Our daughter  moved to Indiana last month to begin grad school at Purdue. We went down there to visit over the long 4th of July weekend. Her birthday would happen a few days after our return home, so we celebrated the occasion while there. 

Her birthday card:

Materials used:
  • white card stock
  • page from a 1940's-era chemistry textbook
  • scrap from handout pertaining to a chemistry building at Purdue, artificially aged by me with rubber stamp ink
  • woman image cut from early 1960's Reader's Digest ad (in the ad, the woman was looking on with delight at her new TV)
  • "22" cut from vintage Bingo card (the age our daughter was turning)
  • "Happy Birthday To You" stamped in blue ink onto paint sample scrap
  • leather scrap accented with eyelet (from vintage eyelet-setting kit found at rummage sale
Our daughter loved her card as well. She recognized the "aged" scrap as pertaining to one of the chemistry buildings on campus, and I reminded her that the page from the vintage chemistry textbook had also come from Purdue. When we'd helped her move into her apartment last month, we went to her end of campus so she could check in at her department office. While there, I noticed the "free" table out in the hallway near the office, and that's where I grabbed that textbook, along with a few other vintage odds and ends. (I scrounge everywhere I go!)

Now for the on-time card. As I'd mentioned, we went down to visit our daughter over the 4th of July holiday. True, she had a few days off, but had been very busy at work before then, plus had been setting up her apartment during her scant free time (she's had to work on Saturdays). 

I know from personal experience that it can be trying to have house guests when you're still in the process of settling in your new living quarters (not that it kept us from asking if we could stay there anyway, as it would save us on hotel costs). Nevertheless, she was a good hostess, and I wanted her to know that we appreciated her efforts. 
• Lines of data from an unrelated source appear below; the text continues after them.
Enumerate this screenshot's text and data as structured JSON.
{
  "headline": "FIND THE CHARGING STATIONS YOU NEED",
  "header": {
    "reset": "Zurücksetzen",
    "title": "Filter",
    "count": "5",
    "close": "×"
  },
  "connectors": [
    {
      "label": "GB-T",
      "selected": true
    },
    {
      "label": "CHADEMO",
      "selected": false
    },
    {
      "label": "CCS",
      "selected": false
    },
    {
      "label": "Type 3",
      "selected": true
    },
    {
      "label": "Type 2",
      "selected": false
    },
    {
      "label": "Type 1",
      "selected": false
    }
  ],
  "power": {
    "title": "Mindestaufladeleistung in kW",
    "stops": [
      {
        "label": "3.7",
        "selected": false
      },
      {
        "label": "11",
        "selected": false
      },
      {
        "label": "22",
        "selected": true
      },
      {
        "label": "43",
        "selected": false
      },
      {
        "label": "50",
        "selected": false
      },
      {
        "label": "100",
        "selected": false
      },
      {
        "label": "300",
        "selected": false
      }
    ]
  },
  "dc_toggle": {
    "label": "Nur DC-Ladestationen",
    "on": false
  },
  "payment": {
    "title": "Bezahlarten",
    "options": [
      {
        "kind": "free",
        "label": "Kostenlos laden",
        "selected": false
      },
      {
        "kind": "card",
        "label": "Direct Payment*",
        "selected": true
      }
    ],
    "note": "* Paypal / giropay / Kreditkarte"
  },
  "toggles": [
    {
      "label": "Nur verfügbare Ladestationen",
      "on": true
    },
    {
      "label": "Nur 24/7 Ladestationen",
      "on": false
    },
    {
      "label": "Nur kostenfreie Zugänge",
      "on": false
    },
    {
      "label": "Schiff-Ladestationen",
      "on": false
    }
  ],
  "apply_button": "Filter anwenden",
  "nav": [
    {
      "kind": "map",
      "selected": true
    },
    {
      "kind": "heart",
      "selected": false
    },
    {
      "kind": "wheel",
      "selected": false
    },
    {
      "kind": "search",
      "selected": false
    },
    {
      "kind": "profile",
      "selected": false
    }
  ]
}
So I made her a thank you card:

Materials used:
  • white card stock
  • scrap from vintage cookbook page
  • scrap from 1880's ledger paper, altered with stencil and purple acrylic paint
  • scrap from vintage cookbook page
  • "M" stamped in black ink, then colored in with purple marker (her name begins with that letter)
  • "thank you very much" stamped in purple ink
  • flower shapes punched out from vintage cookbook page
    (used to cover up some stray ink marks made while stamping the saying)
I chose purple because that's her favorite color, and she's fond of animal prints; hence the zebra-stripe stencil design. 

We called her last night for her birthday and she said she'd gotten this card. She was pleased, but told me it hadn't been necessary to send it. 

I replied that I knew that, but I wanted to let her know that we hadn't taken her hosting efforts for granted.

Besides, I do enjoy making cards!